Davis’s smart but classic method for rich chicken soup results in a broth that will almost gel in the fridge. To start, Davis is an emphatic champion of chicken feet and older stew hens for deep flavor. He does not subscribe to the idea that skimming the stock is a necessity, and he believes “more is better” when it comes to aromatics.
“I think the secret is that a small turnip adds an amazing amount of sweet flavor, along with a parsnip, celery root, carrots, celery, a point of star anise, clove and some juniper berries. It’s not enough to taste, but to increase the complexity of flavor. And it’s really yummy, if I do say so myself,” Davis declares.
Once the soup goes through a three-hour simmer, fresh dill is added for some lively green zing. From there, Davis drains the stock and throws everything out, with the exception of the chicken meat, which he carefully reserves for chicken salad fodder.
With the timer of his iPhone softly dinging in the background, it’s time to form the matzo balls.
Davis is quick to point out, with each matzo ball, that he is “pressing it, not compressing it.” Overly enthusiastically rolling the matzo balls for too long in the palm of your hands only compacts and toughens them.
Once cooked, the matzo balls are transferred right from the cooking water into the fragrant and hot soup. As the matzo balls bob, dip and turn to their own bubbling symphony, Davis remarks, “Just like my mother’s, they are not perfectly made.”

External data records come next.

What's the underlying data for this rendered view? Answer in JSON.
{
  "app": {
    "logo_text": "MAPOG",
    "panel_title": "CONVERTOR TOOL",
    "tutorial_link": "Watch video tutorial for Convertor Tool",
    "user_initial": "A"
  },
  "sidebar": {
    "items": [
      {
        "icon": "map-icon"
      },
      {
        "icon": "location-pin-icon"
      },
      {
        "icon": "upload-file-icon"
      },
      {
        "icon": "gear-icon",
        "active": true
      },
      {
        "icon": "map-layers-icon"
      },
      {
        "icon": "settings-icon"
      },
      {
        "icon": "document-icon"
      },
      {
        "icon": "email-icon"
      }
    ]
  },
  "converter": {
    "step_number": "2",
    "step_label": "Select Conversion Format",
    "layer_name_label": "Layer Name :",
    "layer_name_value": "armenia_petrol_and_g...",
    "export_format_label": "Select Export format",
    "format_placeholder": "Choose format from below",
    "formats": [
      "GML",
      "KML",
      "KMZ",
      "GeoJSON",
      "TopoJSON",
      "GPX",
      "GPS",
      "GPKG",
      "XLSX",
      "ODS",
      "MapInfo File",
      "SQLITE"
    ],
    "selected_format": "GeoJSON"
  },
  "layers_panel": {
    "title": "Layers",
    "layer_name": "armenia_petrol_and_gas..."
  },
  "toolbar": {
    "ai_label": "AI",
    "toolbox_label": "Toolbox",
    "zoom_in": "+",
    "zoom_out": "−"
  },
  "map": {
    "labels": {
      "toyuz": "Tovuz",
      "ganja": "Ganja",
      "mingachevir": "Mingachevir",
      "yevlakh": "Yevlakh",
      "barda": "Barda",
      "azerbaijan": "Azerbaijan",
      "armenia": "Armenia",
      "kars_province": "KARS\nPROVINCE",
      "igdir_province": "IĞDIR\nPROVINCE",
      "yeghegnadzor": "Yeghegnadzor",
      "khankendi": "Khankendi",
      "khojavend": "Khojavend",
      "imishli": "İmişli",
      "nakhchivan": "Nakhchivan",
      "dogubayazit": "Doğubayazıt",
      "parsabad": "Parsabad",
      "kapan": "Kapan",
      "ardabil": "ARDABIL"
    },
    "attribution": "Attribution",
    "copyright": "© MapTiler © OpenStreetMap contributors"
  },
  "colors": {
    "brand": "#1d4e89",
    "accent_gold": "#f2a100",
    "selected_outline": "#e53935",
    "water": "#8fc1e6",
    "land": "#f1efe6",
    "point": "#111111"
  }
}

Tressa Eaton is a Brooklyn-based freelance writer who writes about all things food. Most recently, she was the New York Editor of TastingTable.com.